* _AVAILABLE RECORDS_:
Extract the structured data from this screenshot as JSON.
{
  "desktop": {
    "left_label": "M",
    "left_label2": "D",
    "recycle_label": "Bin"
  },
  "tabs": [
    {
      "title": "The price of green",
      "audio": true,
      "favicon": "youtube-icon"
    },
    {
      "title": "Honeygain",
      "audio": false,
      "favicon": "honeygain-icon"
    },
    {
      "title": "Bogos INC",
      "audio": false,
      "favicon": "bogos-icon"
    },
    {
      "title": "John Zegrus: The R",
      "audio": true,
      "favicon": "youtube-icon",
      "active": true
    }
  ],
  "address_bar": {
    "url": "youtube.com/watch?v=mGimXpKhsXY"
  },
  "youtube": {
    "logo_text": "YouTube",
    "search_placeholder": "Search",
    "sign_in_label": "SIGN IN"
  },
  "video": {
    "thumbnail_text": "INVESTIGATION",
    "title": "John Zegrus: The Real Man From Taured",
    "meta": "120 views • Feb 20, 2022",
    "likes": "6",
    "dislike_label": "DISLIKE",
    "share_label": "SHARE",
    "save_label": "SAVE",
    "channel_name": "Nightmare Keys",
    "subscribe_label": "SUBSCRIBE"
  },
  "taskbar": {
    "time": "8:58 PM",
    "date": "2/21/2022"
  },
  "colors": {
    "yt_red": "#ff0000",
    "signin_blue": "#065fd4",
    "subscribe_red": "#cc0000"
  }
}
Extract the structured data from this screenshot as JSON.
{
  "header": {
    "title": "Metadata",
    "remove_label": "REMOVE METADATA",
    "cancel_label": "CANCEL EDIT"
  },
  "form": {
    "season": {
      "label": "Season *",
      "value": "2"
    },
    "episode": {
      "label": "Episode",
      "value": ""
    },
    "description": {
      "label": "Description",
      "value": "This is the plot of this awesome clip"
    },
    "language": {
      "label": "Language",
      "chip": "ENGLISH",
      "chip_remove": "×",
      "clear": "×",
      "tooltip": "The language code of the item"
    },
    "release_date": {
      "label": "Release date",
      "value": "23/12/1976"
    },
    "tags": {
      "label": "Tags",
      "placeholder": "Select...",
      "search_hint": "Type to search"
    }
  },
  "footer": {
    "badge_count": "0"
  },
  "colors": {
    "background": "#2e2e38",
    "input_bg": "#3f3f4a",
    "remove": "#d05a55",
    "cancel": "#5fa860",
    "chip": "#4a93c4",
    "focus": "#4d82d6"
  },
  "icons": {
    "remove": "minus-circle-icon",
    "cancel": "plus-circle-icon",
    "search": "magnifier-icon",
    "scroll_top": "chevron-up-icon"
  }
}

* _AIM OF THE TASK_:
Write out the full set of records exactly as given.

* _RESPONSE AREA_:
Extract the structured data from this screenshot as JSON.
{
  "desktop": {
    "left_label": "M",
    "left_label2": "D",
    "recycle_label": "Bin"
  },
  "tabs": [
    {
      "title": "The price of green",
      "audio": true,
      "favicon": "youtube-icon"
    },
    {
      "title": "Honeygain",
      "audio": false,
      "favicon": "honeygain-icon"
    },
    {
      "title": "Bogos INC",
      "audio": false,
      "favicon": "bogos-icon"
    },
    {
      "title": "John Zegrus: The R",
      "audio": true,
      "favicon": "youtube-icon",
      "active": true
    }
  ],
  "address_bar": {
    "url": "youtube.com/watch?v=mGimXpKhsXY"
  },
  "youtube": {
    "logo_text": "YouTube",
    "search_placeholder": "Search",
    "sign_in_label": "SIGN IN"
  },
  "video": {
    "thumbnail_text": "INVESTIGATION",
    "title": "John Zegrus: The Real Man From Taured",
    "meta": "120 views • Feb 20, 2022",
    "likes": "6",
    "dislike_label": "DISLIKE",
    "share_label": "SHARE",
    "save_label": "SAVE",
    "channel_name": "Nightmare Keys",
    "subscribe_label": "SUBSCRIBE"
  },
  "taskbar": {
    "time": "8:58 PM",
    "date": "2/21/2022"
  },
  "colors": {
    "yt_red": "#ff0000",
    "signin_blue": "#065fd4",
    "subscribe_red": "#cc0000"
  }
}
Extract the structured data from this screenshot as JSON.
{
  "header": {
    "title": "Metadata",
    "remove_label": "REMOVE METADATA",
    "cancel_label": "CANCEL EDIT"
  },
  "form": {
    "season": {
      "label": "Season *",
      "value": "2"
    },
    "episode": {
      "label": "Episode",
      "value": ""
    },
    "description": {
      "label": "Description",
      "value": "This is the plot of this awesome clip"
    },
    "language": {
      "label": "Language",
      "chip": "ENGLISH",
      "chip_remove": "×",
      "clear": "×",
      "tooltip": "The language code of the item"
    },
    "release_date": {
      "label": "Release date",
      "value": "23/12/1976"
    },
    "tags": {
      "label": "Tags",
      "placeholder": "Select...",
      "search_hint": "Type to search"
    }
  },
  "footer": {
    "badge_count": "0"
  },
  "colors": {
    "background": "#2e2e38",
    "input_bg": "#3f3f4a",
    "remove": "#d05a55",
    "cancel": "#5fa860",
    "chip": "#4a93c4",
    "focus": "#4d82d6"
  },
  "icons": {
    "remove": "minus-circle-icon",
    "cancel": "plus-circle-icon",
    "search": "magnifier-icon",
    "scroll_top": "chevron-up-icon"
  }
}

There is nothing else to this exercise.